And lastly, itajime shibori involves using different shapes and sandwiching these shapes with the fabric. Using a C-clamp to hold them in place, the shapes prevent the dye from penetrating the fabric, printing, or rather resist-dyeing on the surface of the cloth.
Check out this video for a nice demonstration of: Itajime Shibori, Arashi Shibori, Kumo Shibori. I feel it’s one thing to hear me describe the techniques, but it’s helpful to visualize them.
How to Care for Shibori Fabrics
Before using shibori fabric, they must be rinsed well in warm water. They are then air-dried completely and can be hand-washed after or thrown in a washing machine with mild detergent. They can also be ironed on low-heat settings.
Also, you may want to check out our guide on how long to let tie dye sit if you’re not achieving the affects you want, this could be a key factor.
Shibori is a resist-dyeing technique from Japan that makes use of indigo plant dye to create unique patterns of indigo colors on the fabric. By using a series of techniques that involve folding, binding, twisting, knotting, and pressing, shibori fabric reveals an intricate pattern that’s always unique each time. It’s allure lies in the element of surprise in each process since no two shibori fabric is ever exactly the same.
Tie dying is always fun for all ages. If you want to take it up a step and made heart shape tie dye items click here to learn how.

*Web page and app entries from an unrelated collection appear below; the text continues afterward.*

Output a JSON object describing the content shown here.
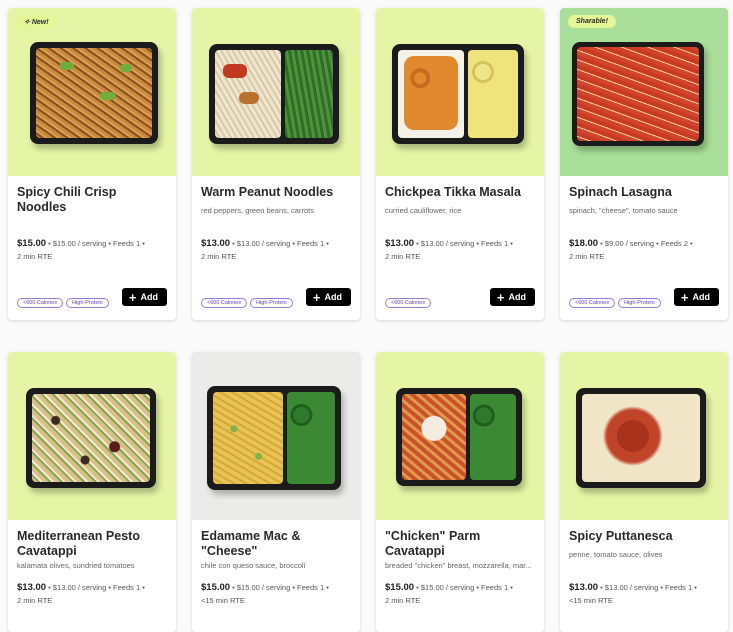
{
  "add_label": "Add",
  "cards": [
    {
      "badge": "New!",
      "title": "Spicy Chili Crisp Noodles",
      "subtitle": "",
      "price": "$15.00",
      "meta1": "• $15.00 / serving • Feeds 1 •",
      "meta2": "2 min RTE",
      "tags": [
        "<600 Calories",
        "High-Protein"
      ],
      "bg": "#e6f5a5"
    },
    {
      "badge": "",
      "title": "Warm Peanut Noodles",
      "subtitle": "red peppers, green beans, carrots",
      "price": "$13.00",
      "meta1": "• $13.00 / serving • Feeds 1 •",
      "meta2": "2 min RTE",
      "tags": [
        "<600 Calories",
        "High-Protein"
      ],
      "bg": "#e6f5a5"
    },
    {
      "badge": "",
      "title": "Chickpea Tikka Masala",
      "subtitle": "curried cauliflower, rice",
      "price": "$13.00",
      "meta1": "• $13.00 / serving • Feeds 1 •",
      "meta2": "2 min RTE",
      "tags": [
        "<600 Calories"
      ],
      "bg": "#e6f5a5"
    },
    {
      "badge": "Sharable!",
      "title": "Spinach Lasagna",
      "subtitle": "spinach, \"cheese\", tomato sauce",
      "price": "$18.00",
      "meta1": "• $9.00 / serving • Feeds 2 •",
      "meta2": "2 min RTE",
      "tags": [
        "<600 Calories",
        "High-Protein"
      ],
      "bg": "#a9df98"
    },
    {
      "badge": "",
      "title": "Mediterranean Pesto Cavatappi",
      "subtitle": "kalamata olives, sundried tomatoes",
      "price": "$13.00",
      "meta1": "• $13.00 / serving • Feeds 1 •",
      "meta2": "2 min RTE",
      "bg": "#e6f5a5"
    },
    {
      "badge": "",
      "title": "Edamame Mac & \"Cheese\"",
      "subtitle": "chile con queso sauce, broccoli",
      "price": "$15.00",
      "meta1": "• $15.00 / serving • Feeds 1 •",
      "meta2": "<15 min RTE",
      "bg": "#ebebea"
    },
    {
      "badge": "",
      "title": "\"Chicken\" Parm Cavatappi",
      "subtitle": "breaded \"chicken\" breast, mozzarella, mar...",
      "price": "$15.00",
      "meta1": "• $15.00 / serving • Feeds 1 •",
      "meta2": "2 min RTE",
      "bg": "#e6f5a5"
    },
    {
      "badge": "",
      "title": "Spicy Puttanesca",
      "subtitle": "penne, tomato sauce, olives",
      "price": "$13.00",
      "meta1": "• $13.00 / serving • Feeds 1 •",
      "meta2": "<15 min RTE",
      "bg": "#e6f5a5"
    }
  ]
}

I’m a stay at home mom with our two kids. I really enjoy doing crafts with my kids however, that is typically a challenge with how limited their attention span can be and how messy it gets. So, I’m always looking for ways to make crafting an enjoyable experience and creating fond memory for all of us.